Task goal → For each line below that holds the word "title", make a copy.
»»
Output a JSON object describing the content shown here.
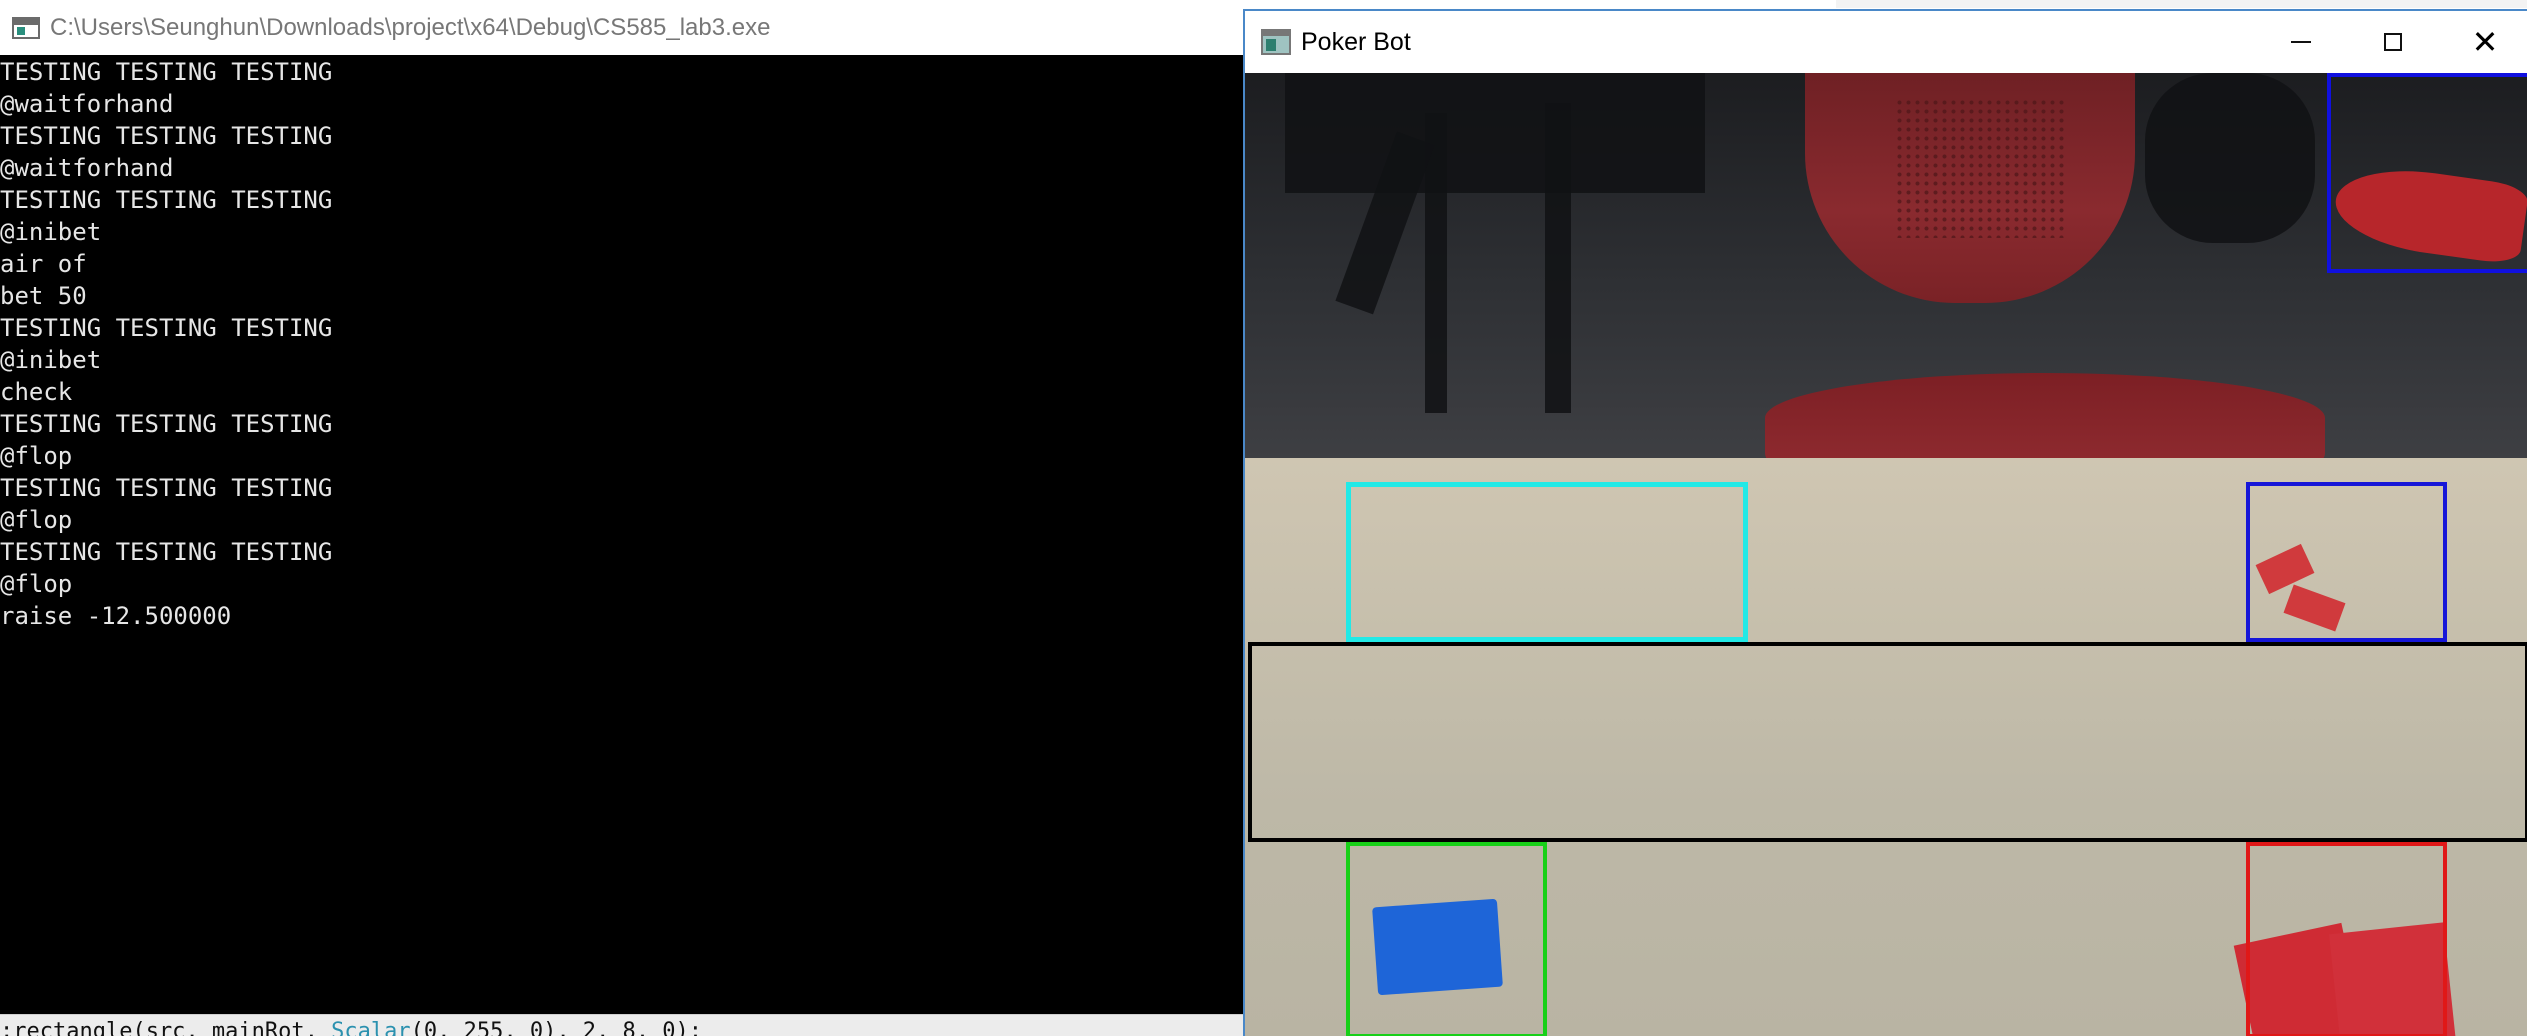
{
  "console": {
    "title": "C:\\Users\\Seunghun\\Downloads\\project\\x64\\Debug\\CS585_lab3.exe",
    "lines": [
      "TESTING TESTING TESTING",
      "@waitforhand",
      "TESTING TESTING TESTING",
      "@waitforhand",
      "TESTING TESTING TESTING",
      "@inibet",
      "air of",
      "bet 50",
      "TESTING TESTING TESTING",
      "@inibet",
      "check",
      "TESTING TESTING TESTING",
      "@flop",
      "TESTING TESTING TESTING",
      "@flop",
      "TESTING TESTING TESTING",
      "@flop",
      "raise -12.500000"
    ],
    "background_code": {
      "prefix": ";rectangle(src, mainRot, ",
      "keyword": "Scalar",
      "suffix": "(0, 255, 0), 2, 8, 0);"
    }
  },
  "pokerbot": {
    "title": "Poker Bot",
    "controls": {
      "minimize": "minimize",
      "maximize": "maximize",
      "close": "✕"
    },
    "camera": {
      "region_colors": {
        "top_right": "#1010e0",
        "cyan": "#22e9e6",
        "blue": "#1616d8",
        "black": "#000000",
        "green": "#18d018",
        "red": "#e01818"
      }
    }
  }
}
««
Task result →
    "title": "C:\\Users\\Seunghun\\Downloads\\project\\x64\\Debug\\CS585_lab3.exe",
    "title": "Poker Bot",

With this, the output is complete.